Netsh commands are useful when you have any type of network issue. The following commands have fixed internet browser to domain issues.
You will need to Run the Commands in Command Line as Administrator (command prompt as administrator ) for the best results. You should reboot after the last command, instead of rebooting in-between each command.
- netsh i i r r
- netsh i i de ar
- netsh winsock reset
- netsh advfirewall reset
- ipconfig /flushdns
Reboot the system.
This should save you a chunk of time by bypassing some troubleshooting steps. If you want to dig deeper on the exact issue, continue to read below on how this works:
Note: In order, this is what you are resetting. TCP/IP, ARP, Winsock, Firewall, and last DNS. This method works well due to the order or the resets. The order is based on how packets get packed up and sent out into the world. The first three involve the packet encapsulation process and adds info to the packet headers for routing purposes. The firewall will allow the packets to go out to the world based on rules. Generally this reset helps if you can't ping out but can ping the gateway. Last is DNS and will need to be reset if the firewall is letting the packets go out but the destination host is not being resolved.
To test to see where the network issue is happening try this:
- Ping the loopback. This will test that the TCP/IP stack is working and if the drivers for the NIC are operating. Once the NIC drivers are updated and no bangs in DM run the following command in cmd. If it fails you'll reset TCP/IP.
The command is: ping 127.0.0.1
- Next ping the default gateway. This may also be the router. To find the gateway's IP, type ipconfig /all in command prompt. Then ping that number found for the default gateway. ARP deals with adding MAC address resolution address to the packet headers. Based on the Operating System ReInstall (OSRI) model this is layer 3 and MAC address and routers fall in this category. If this fails, it means that the ARP needs to be reset.

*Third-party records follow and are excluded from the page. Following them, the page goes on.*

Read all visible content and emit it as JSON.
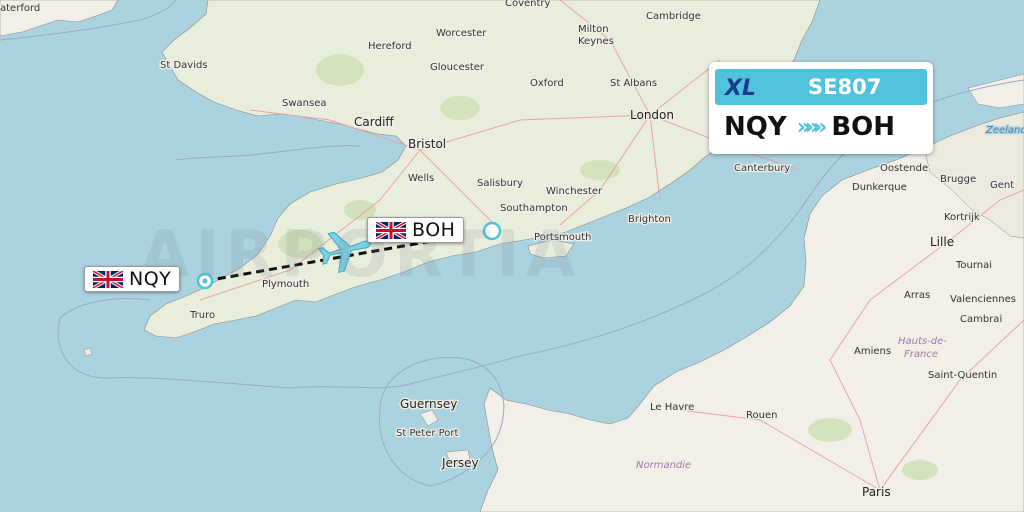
{
  "flight": {
    "number": "SE807",
    "airline_logo": "XL",
    "origin": "NQY",
    "destination": "BOH",
    "route_arrows": "»»»"
  },
  "colors": {
    "accent": "#4fc3dc",
    "sea": "#aad3df",
    "land": "#f2efe9",
    "route_line": "#111111"
  },
  "watermark": "AIRPORTIA",
  "places": [
    {
      "id": "waterford",
      "label": "aterford"
    },
    {
      "id": "st-davids",
      "label": "St Davids"
    },
    {
      "id": "hereford",
      "label": "Hereford"
    },
    {
      "id": "worcester",
      "label": "Worcester"
    },
    {
      "id": "coventry",
      "label": "Coventry"
    },
    {
      "id": "milton-keynes",
      "label": "Milton\nKeynes"
    },
    {
      "id": "cambridge",
      "label": "Cambridge"
    },
    {
      "id": "gloucester",
      "label": "Gloucester"
    },
    {
      "id": "oxford",
      "label": "Oxford"
    },
    {
      "id": "st-albans",
      "label": "St Albans"
    },
    {
      "id": "swansea",
      "label": "Swansea"
    },
    {
      "id": "cardiff",
      "label": "Cardiff"
    },
    {
      "id": "london",
      "label": "London"
    },
    {
      "id": "bristol",
      "label": "Bristol"
    },
    {
      "id": "wells",
      "label": "Wells"
    },
    {
      "id": "salisbury",
      "label": "Salisbury"
    },
    {
      "id": "winchester",
      "label": "Winchester"
    },
    {
      "id": "canterbury",
      "label": "Canterbury"
    },
    {
      "id": "southampton",
      "label": "Southampton"
    },
    {
      "id": "brighton",
      "label": "Brighton"
    },
    {
      "id": "portsmouth",
      "label": "Portsmouth"
    },
    {
      "id": "plymouth",
      "label": "Plymouth"
    },
    {
      "id": "truro",
      "label": "Truro"
    },
    {
      "id": "guernsey",
      "label": "Guernsey"
    },
    {
      "id": "st-peter-port",
      "label": "St Peter Port"
    },
    {
      "id": "jersey",
      "label": "Jersey"
    },
    {
      "id": "normandie",
      "label": "Normandie"
    },
    {
      "id": "le-havre",
      "label": "Le Havre"
    },
    {
      "id": "rouen",
      "label": "Rouen"
    },
    {
      "id": "paris",
      "label": "Paris"
    },
    {
      "id": "amiens",
      "label": "Amiens"
    },
    {
      "id": "hauts-de-france",
      "label": "Hauts-de-\nFrance"
    },
    {
      "id": "saint-quentin",
      "label": "Saint-Quentin"
    },
    {
      "id": "arras",
      "label": "Arras"
    },
    {
      "id": "valenciennes",
      "label": "Valenciennes"
    },
    {
      "id": "cambrai",
      "label": "Cambrai"
    },
    {
      "id": "lille",
      "label": "Lille"
    },
    {
      "id": "tournai",
      "label": "Tournai"
    },
    {
      "id": "kortrijk",
      "label": "Kortrijk"
    },
    {
      "id": "dunkerque",
      "label": "Dunkerque"
    },
    {
      "id": "oostende",
      "label": "Oostende"
    },
    {
      "id": "brugge",
      "label": "Brugge"
    },
    {
      "id": "gent",
      "label": "Gent"
    },
    {
      "id": "zeeland",
      "label": "Zeeland"
    }
  ]
}
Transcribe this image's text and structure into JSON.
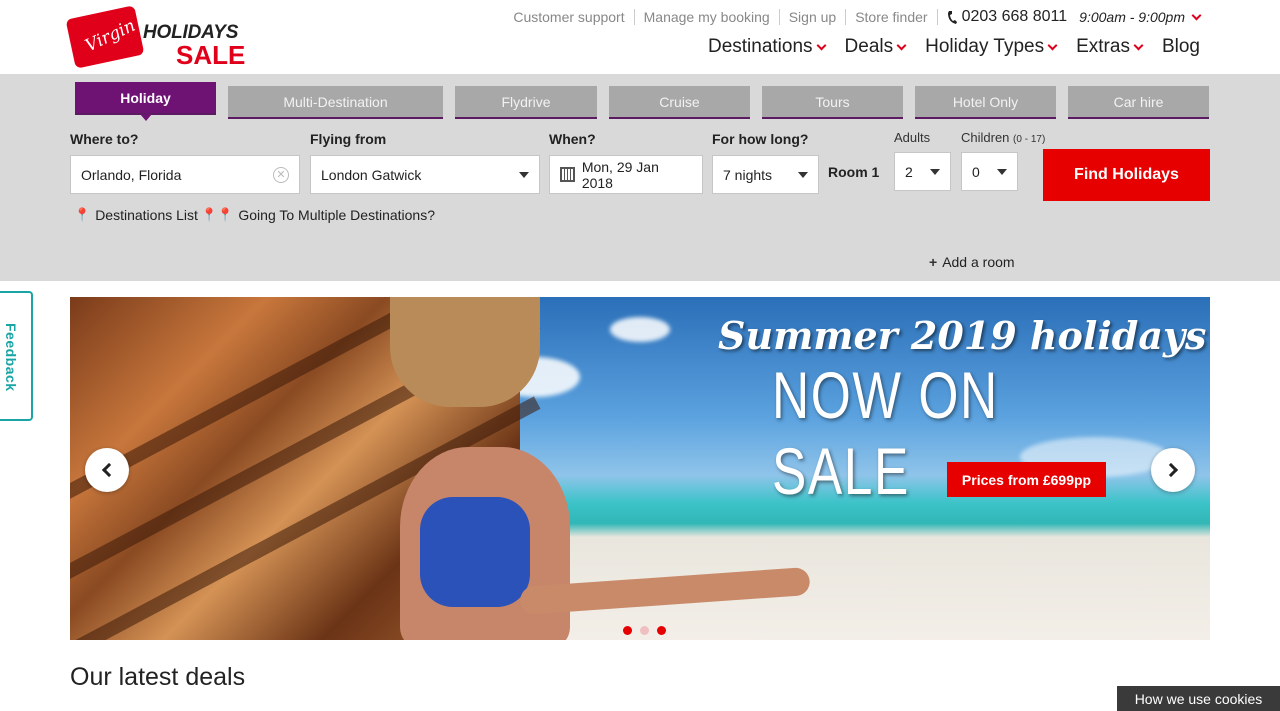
{
  "brand": {
    "logo_virgin": "Virgin",
    "logo_holidays": "HOLIDAYS",
    "logo_sale": "SALE",
    "primary_color": "#e1001a",
    "accent_color": "#6e1273"
  },
  "topbar": {
    "links": [
      "Customer support",
      "Manage my booking",
      "Sign up",
      "Store finder"
    ],
    "phone_icon": "phone-icon",
    "phone": "0203 668 8011",
    "hours": "9:00am - 9:00pm"
  },
  "mainnav": {
    "items": [
      "Destinations",
      "Deals",
      "Holiday Types",
      "Extras",
      "Blog"
    ]
  },
  "search": {
    "tabs": [
      "Holiday",
      "Multi-Destination",
      "Flydrive",
      "Cruise",
      "Tours",
      "Hotel Only",
      "Car hire"
    ],
    "active_tab": "Holiday",
    "where_label": "Where to?",
    "where_value": "Orlando, Florida",
    "flying_label": "Flying from",
    "flying_value": "London Gatwick",
    "when_label": "When?",
    "when_value": "Mon, 29 Jan 2018",
    "howlong_label": "For how long?",
    "howlong_value": "7 nights",
    "room_label": "Room 1",
    "adults_label": "Adults",
    "adults_value": "2",
    "children_label": "Children",
    "children_range": "(0 - 17)",
    "children_value": "0",
    "find_button": "Find Holidays",
    "destinations_list": "Destinations List",
    "multiple_destinations": "Going To Multiple Destinations?",
    "add_room": "Add a room"
  },
  "feedback": {
    "label": "Feedback"
  },
  "hero": {
    "title_line1": "Summer 2019 holidays",
    "title_line2": "NOW ON SALE",
    "price_button": "Prices from £699pp",
    "slides_total": 3,
    "active_slide": 1
  },
  "sections": {
    "latest_deals": "Our latest deals"
  },
  "cookie_banner": {
    "label": "How we use cookies"
  }
}
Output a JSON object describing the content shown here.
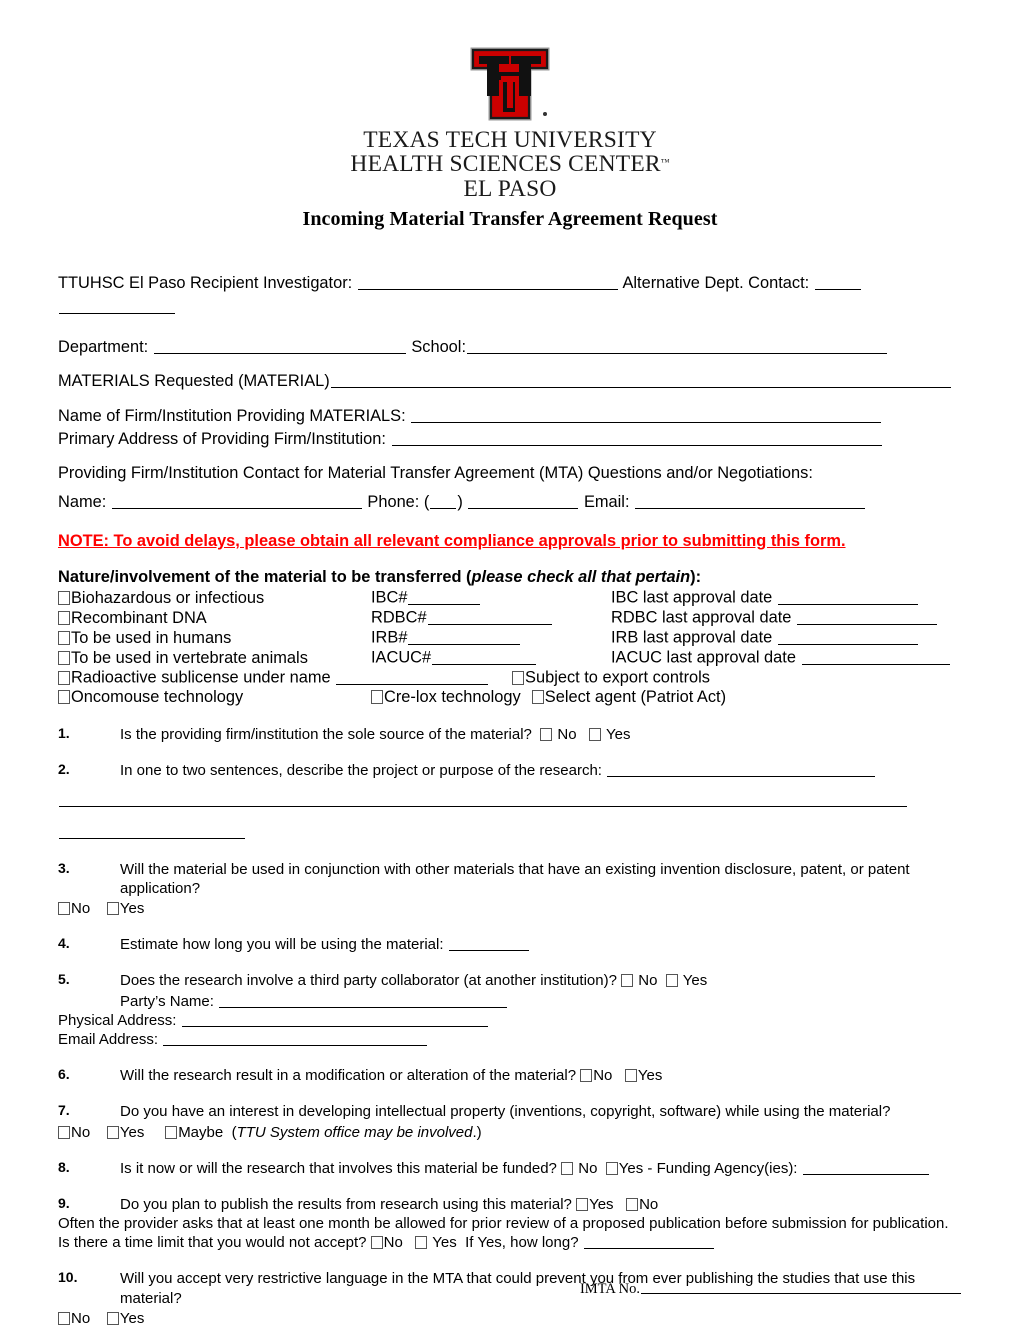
{
  "header": {
    "logo_name": "texas-tech-double-t-logo",
    "logo_colors": {
      "red": "#CC0000",
      "black": "#000000",
      "outline": "#888888"
    },
    "org_line1": "TEXAS TECH UNIVERSITY",
    "org_line2": "HEALTH SCIENCES CENTER",
    "org_trademark": "™",
    "org_line3": "EL PASO",
    "doc_title": "Incoming Material Transfer Agreement Request"
  },
  "fields": {
    "recipient_investigator_label": "TTUHSC El Paso Recipient Investigator:",
    "alt_dept_contact_label": "Alternative Dept. Contact:",
    "department_label": "Department:",
    "school_label": "School:",
    "materials_requested_label": "MATERIALS Requested (MATERIAL)",
    "firm_name_label": "Name of Firm/Institution Providing MATERIALS:",
    "firm_address_label": "Primary Address of Providing Firm/Institution:",
    "contact_intro": "Providing Firm/Institution Contact for Material Transfer Agreement (MTA) Questions and/or Negotiations:",
    "name_label": "Name:",
    "phone_label": "Phone: (",
    "phone_label_close": ")",
    "email_label": "Email:"
  },
  "note": "NOTE: To avoid delays, please obtain all relevant compliance approvals prior to submitting this form.",
  "nature": {
    "heading_pre": "Nature/involvement of the material to be transferred (",
    "heading_em": "please check all that pertain",
    "heading_post": "):",
    "rows": [
      {
        "label": "Biohazardous or infectious",
        "code": "IBC#",
        "approval": "IBC last approval date"
      },
      {
        "label": "Recombinant DNA",
        "code": "RDBC#",
        "approval": "RDBC last approval date"
      },
      {
        "label": "To be used in humans",
        "code": "IRB#",
        "approval": "IRB last approval date"
      },
      {
        "label": "To be used in vertebrate animals",
        "code": "IACUC#",
        "approval": "IACUC last approval date"
      }
    ],
    "radioactive_label": "Radioactive sublicense under name",
    "export_label": "Subject to export controls",
    "oncomouse_label": "Oncomouse technology",
    "crelox_label": "Cre-lox technology",
    "select_agent_label": "Select agent (Patriot Act)"
  },
  "questions": [
    {
      "num": "1.",
      "text": "Is the providing firm/institution the sole source of the material?",
      "opt_no": "No",
      "opt_yes": "Yes"
    },
    {
      "num": "2.",
      "text": "In one to two sentences, describe the project or purpose of the research:"
    },
    {
      "num": "3.",
      "text": "Will the material be used in conjunction with other materials that have an existing invention disclosure, patent, or patent application?",
      "opt_no": "No",
      "opt_yes": "Yes"
    },
    {
      "num": "4.",
      "text": "Estimate how long you will be using the material:"
    },
    {
      "num": "5.",
      "text": "Does the research involve a third party collaborator (at another institution)?",
      "opt_no": "No",
      "opt_yes": "Yes",
      "party_name_label": "Party’s Name:",
      "physical_address_label": "Physical Address:",
      "email_address_label": "Email Address:"
    },
    {
      "num": "6.",
      "text": "Will the research result in a modification or alteration of the material?",
      "opt_no": "No",
      "opt_yes": "Yes"
    },
    {
      "num": "7.",
      "text": "Do you have an interest in developing intellectual property (inventions, copyright, software) while using the material?",
      "opt_no": "No",
      "opt_yes": "Yes",
      "opt_maybe": "Maybe",
      "note_em": "TTU System office may be involved",
      "note_tail": ".)",
      "note_open": "("
    },
    {
      "num": "8.",
      "text": "Is it now or will the research that involves this material be funded?",
      "opt_no": "No",
      "opt_yes_funding": "Yes - Funding Agency(ies):"
    },
    {
      "num": "9.",
      "text": "Do you plan to publish the results from research using this material?",
      "opt_yes": "Yes",
      "opt_no": "No",
      "text2": "Often the provider asks that at least one month be allowed for prior review of a proposed publication before submission for publication. Is there a time limit that you would not accept?",
      "opt2_no": "No",
      "opt2_yes": "Yes",
      "howlong_label": "If Yes, how long?"
    },
    {
      "num": "10.",
      "text": "Will you accept very restrictive language in the MTA that could prevent you from ever publishing the studies that use this material?",
      "opt_no": "No",
      "opt_yes": "Yes"
    }
  ],
  "footer": {
    "imta_label": "IMTA No."
  }
}
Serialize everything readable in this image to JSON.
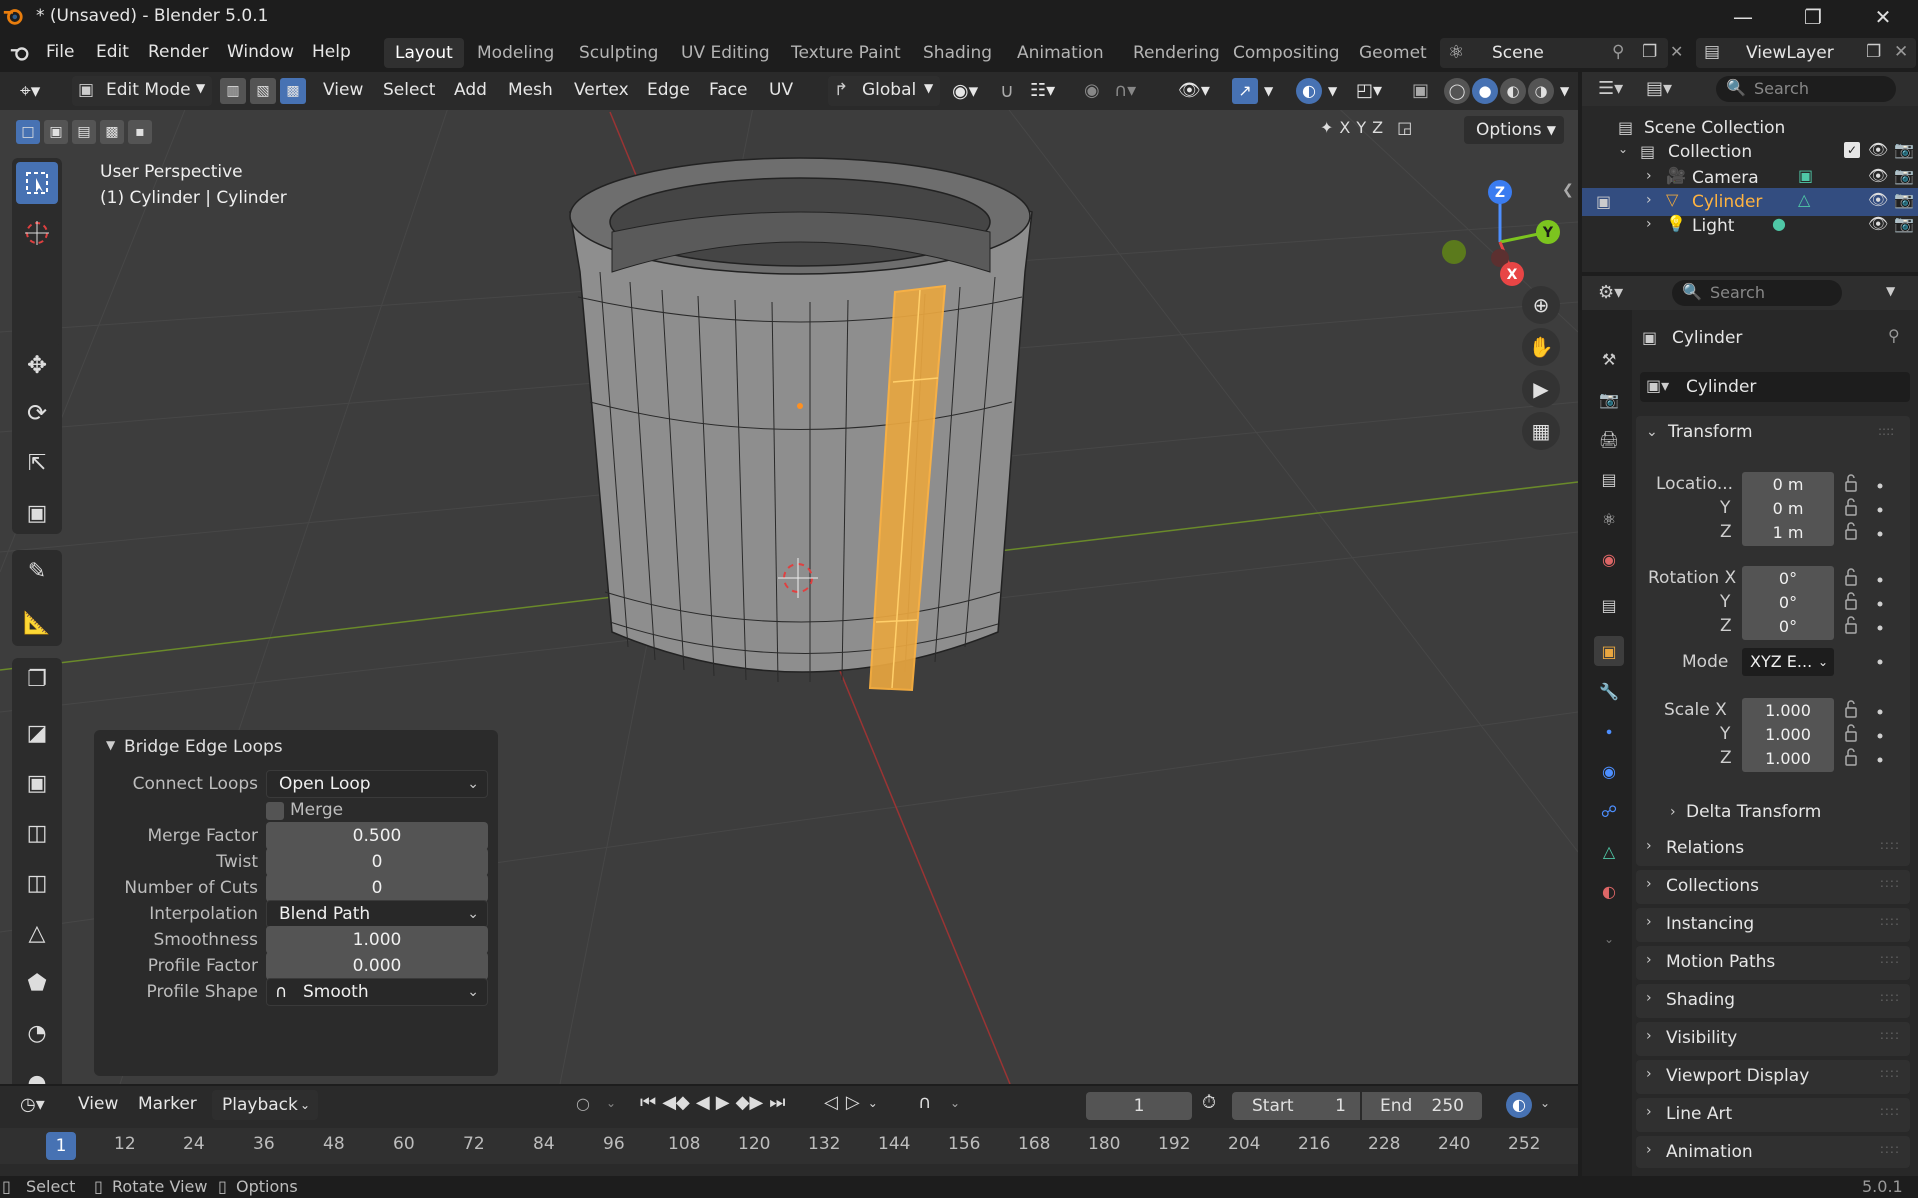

The command is: ping (IP found for their default gateway) - for example: ping 192.168.1.1
- If the above steps are successful, go ahead and try to ping out to the internet. This will test both the firewall and the DNS portions of the protocol stack. Start by pinging google.com. If it passes without errors and the customer is unable to browse online, this is a firewall issue. It would be best to reset the firewall.
If the ping test fails using the Google address, ping Google's IP address of 220.127.116.11
If the pinged Google address fails but directly pinging the IP for the site passes, it's most likely an DNS issue on the site side. If this happens you can ping Google's DNS directly at 18.104.22.168 to determine that an non-ISP DNS server can be reached.
At this point, go ahead and reset DNS, reboot, and re-try the above commands to verify that the DNS issue is resolved. If it fails again, we can determine that the protocols on the system are good to go but their ISP's DNS servers are having issues. You can manually set DNS to Google's 22.214.171.124 address.
If needed, here is a link on how to manually set the IP for DNS: https://developers.google.com/speed/public-dns/docs/using#windows